▶ _Work request_: Return all lines of the listing below that carry the word "icon".

▶ _Records for the task_:
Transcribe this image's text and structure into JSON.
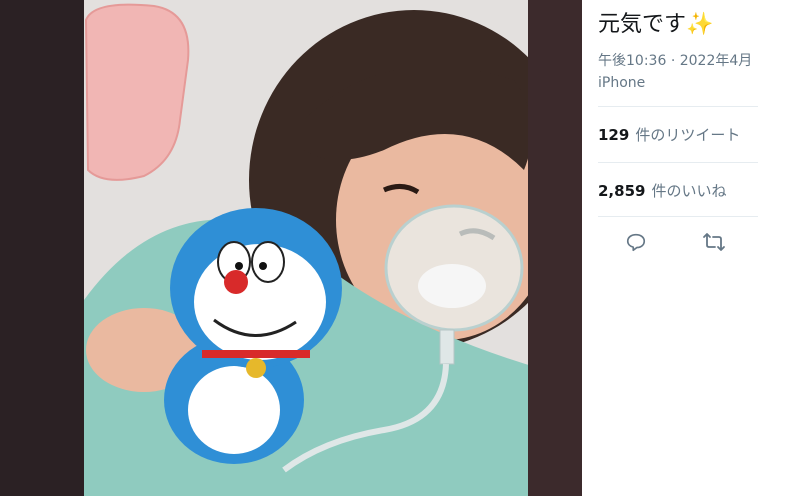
{
  "tweet": {
    "text": "元気です",
    "emoji": "✨",
    "time": "午後10:36",
    "date": "2022年4月",
    "source": "iPhone"
  },
  "stats": {
    "retweets_count": "129",
    "retweets_label": "件のリツイート",
    "likes_count": "2,859",
    "likes_label": "件のいいね"
  },
  "actions": {
    "reply_icon": "reply-icon",
    "retweet_icon": "retweet-icon"
  },
  "colors": {
    "text_primary": "#14171a",
    "text_secondary": "#657786",
    "divider": "#e6ecf0",
    "background_dark": "#2a2022"
  }
}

▶ _Result of this task_:
    "reply_icon": "reply-icon",
    "retweet_icon": "retweet-icon"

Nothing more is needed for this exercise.